### Action item
Report back each line of the data that contains the word "облагается".

### Data provided
☆ ☆ ☆ ☆
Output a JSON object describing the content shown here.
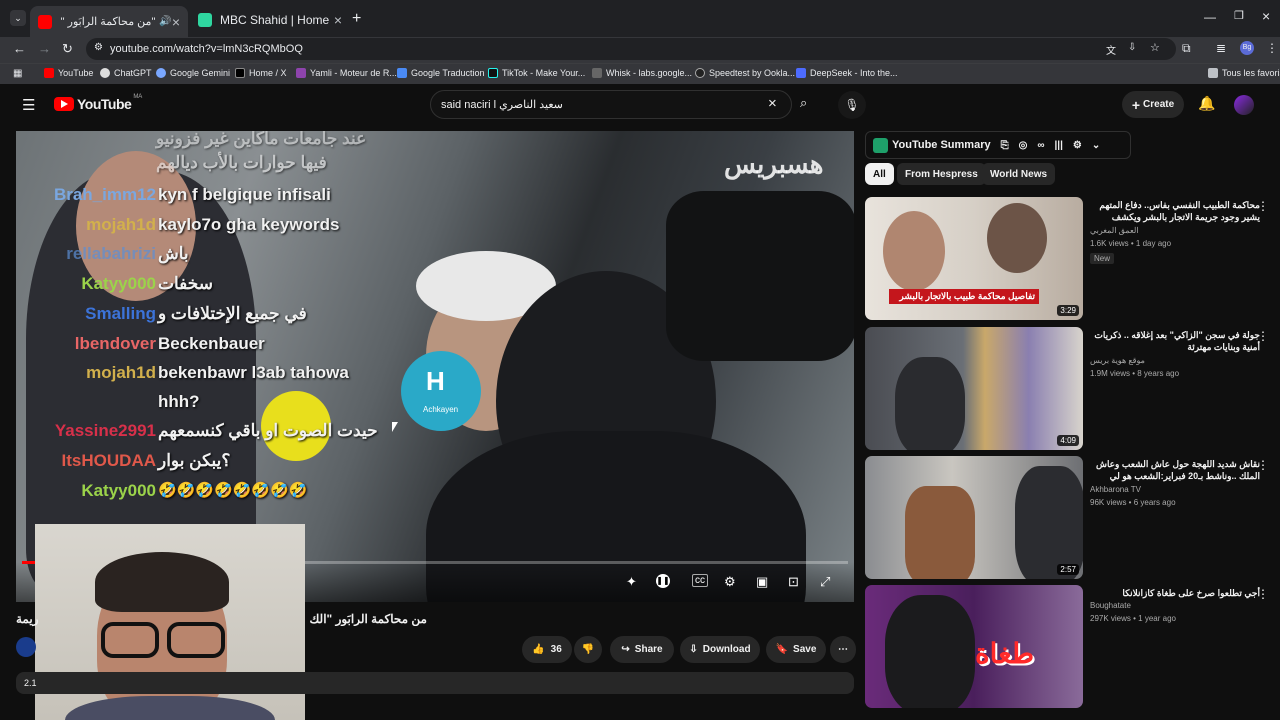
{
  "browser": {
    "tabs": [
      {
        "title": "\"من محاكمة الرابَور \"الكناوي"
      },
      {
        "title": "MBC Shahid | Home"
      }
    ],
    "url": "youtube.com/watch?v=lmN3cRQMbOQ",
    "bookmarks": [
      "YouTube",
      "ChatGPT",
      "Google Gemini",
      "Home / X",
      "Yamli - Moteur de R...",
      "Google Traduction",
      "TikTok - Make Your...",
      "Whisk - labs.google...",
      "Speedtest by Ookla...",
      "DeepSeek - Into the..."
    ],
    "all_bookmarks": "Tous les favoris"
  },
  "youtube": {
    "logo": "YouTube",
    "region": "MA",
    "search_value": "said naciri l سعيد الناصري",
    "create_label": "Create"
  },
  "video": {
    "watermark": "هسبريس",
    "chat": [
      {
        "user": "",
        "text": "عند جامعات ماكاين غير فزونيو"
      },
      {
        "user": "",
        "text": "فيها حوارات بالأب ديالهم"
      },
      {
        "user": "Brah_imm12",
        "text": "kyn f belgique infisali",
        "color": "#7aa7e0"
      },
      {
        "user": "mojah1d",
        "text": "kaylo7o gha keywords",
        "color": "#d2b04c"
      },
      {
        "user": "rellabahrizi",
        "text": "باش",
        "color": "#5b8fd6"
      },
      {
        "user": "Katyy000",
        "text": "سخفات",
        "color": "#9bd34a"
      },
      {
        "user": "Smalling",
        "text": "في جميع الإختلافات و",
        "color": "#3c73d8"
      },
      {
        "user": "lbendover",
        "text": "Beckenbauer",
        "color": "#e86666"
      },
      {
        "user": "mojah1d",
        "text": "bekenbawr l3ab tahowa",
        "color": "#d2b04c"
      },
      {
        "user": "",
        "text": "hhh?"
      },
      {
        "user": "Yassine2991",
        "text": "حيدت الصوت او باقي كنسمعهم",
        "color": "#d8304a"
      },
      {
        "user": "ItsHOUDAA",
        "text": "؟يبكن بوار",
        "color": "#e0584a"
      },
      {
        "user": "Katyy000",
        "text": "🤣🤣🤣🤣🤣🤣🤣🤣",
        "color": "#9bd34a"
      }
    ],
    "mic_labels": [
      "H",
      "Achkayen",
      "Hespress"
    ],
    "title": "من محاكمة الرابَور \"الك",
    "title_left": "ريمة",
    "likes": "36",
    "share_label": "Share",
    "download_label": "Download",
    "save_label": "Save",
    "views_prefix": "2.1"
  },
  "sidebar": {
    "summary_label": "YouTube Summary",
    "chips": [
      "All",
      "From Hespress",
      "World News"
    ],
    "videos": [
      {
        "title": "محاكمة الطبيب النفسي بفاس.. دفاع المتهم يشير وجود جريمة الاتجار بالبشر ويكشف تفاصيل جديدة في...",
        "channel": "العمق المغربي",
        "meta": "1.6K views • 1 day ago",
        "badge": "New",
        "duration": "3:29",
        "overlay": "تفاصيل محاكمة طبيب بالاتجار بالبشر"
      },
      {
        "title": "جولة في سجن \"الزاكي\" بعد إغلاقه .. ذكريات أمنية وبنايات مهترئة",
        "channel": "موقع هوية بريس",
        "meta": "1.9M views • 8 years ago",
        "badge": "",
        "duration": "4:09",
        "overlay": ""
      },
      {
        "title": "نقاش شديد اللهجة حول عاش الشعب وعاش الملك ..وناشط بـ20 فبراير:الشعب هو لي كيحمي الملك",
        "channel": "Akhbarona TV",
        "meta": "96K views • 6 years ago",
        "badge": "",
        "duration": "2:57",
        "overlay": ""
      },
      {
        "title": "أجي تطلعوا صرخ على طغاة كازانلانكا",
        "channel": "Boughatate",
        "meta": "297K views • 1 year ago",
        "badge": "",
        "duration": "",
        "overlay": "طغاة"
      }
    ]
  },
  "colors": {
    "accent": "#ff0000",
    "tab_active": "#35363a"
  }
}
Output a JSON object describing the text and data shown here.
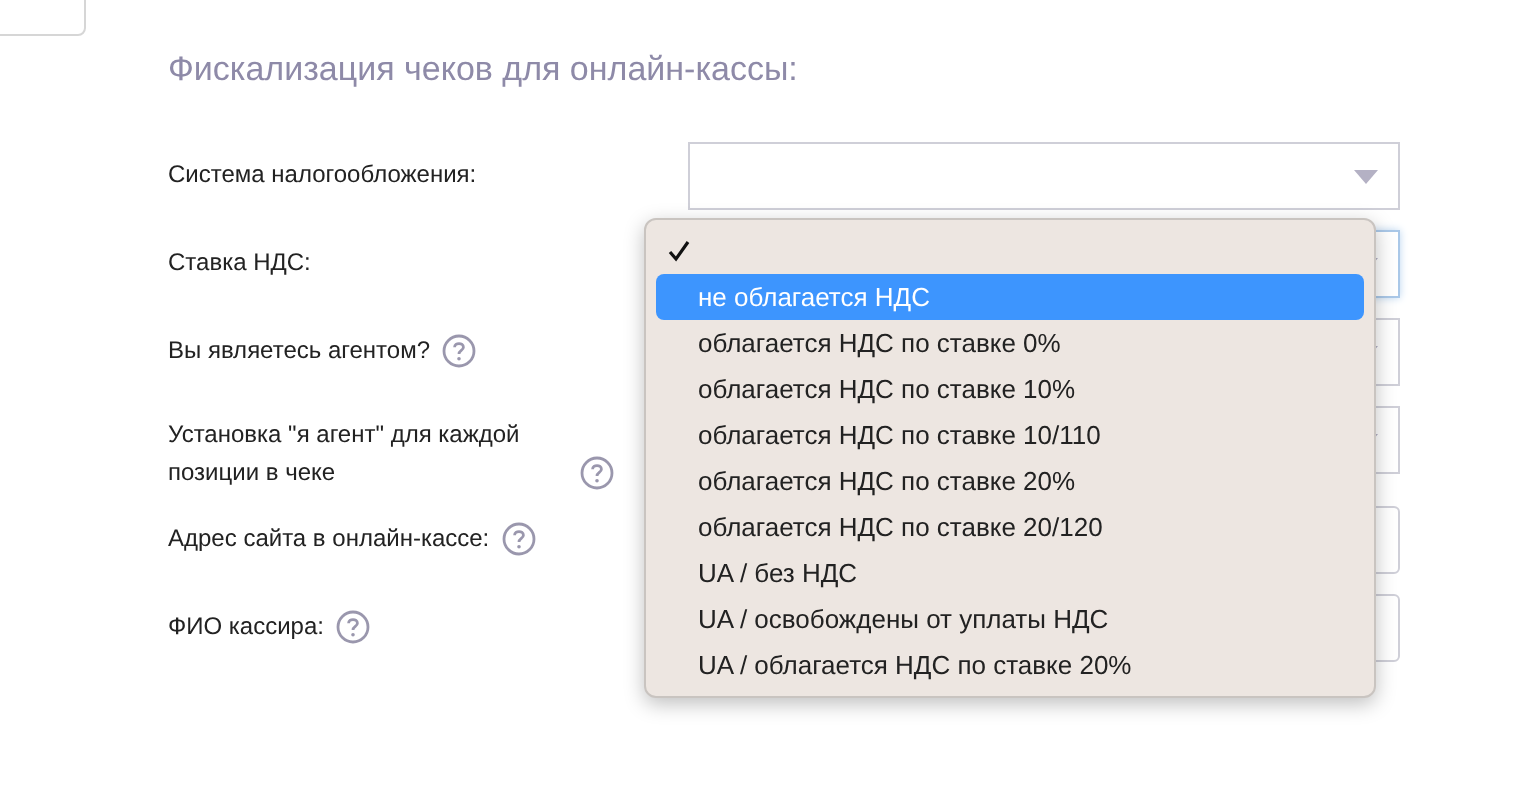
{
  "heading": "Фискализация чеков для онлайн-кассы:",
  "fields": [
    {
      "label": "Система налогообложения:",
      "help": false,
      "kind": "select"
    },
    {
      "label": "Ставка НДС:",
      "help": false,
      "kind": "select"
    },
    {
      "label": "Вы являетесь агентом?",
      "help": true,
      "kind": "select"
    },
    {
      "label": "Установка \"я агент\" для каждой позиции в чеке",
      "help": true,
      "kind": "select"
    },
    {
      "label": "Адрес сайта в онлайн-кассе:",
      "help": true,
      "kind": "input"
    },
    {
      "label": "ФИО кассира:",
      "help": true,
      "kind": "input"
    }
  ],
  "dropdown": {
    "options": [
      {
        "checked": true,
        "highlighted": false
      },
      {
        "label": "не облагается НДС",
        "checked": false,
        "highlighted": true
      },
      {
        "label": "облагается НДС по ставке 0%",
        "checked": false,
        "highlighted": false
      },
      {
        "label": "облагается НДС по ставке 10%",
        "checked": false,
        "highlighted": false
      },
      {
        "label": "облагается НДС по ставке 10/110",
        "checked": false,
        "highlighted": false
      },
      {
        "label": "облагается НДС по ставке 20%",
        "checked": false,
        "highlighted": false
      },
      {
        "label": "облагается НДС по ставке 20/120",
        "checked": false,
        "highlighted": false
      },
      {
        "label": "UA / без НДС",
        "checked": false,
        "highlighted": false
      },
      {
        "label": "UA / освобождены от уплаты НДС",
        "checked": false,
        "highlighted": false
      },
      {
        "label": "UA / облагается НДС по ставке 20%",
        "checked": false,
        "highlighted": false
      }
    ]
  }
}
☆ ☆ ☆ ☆
### Exercise solution
        "label": "не облагается НДС",
        "label": "облагается НДС по ставке 0%",
        "label": "облагается НДС по ставке 10%",
        "label": "облагается НДС по ставке 10/110",
        "label": "облагается НДС по ставке 20%",
        "label": "облагается НДС по ставке 20/120",
        "label": "UA / облагается НДС по ставке 20%",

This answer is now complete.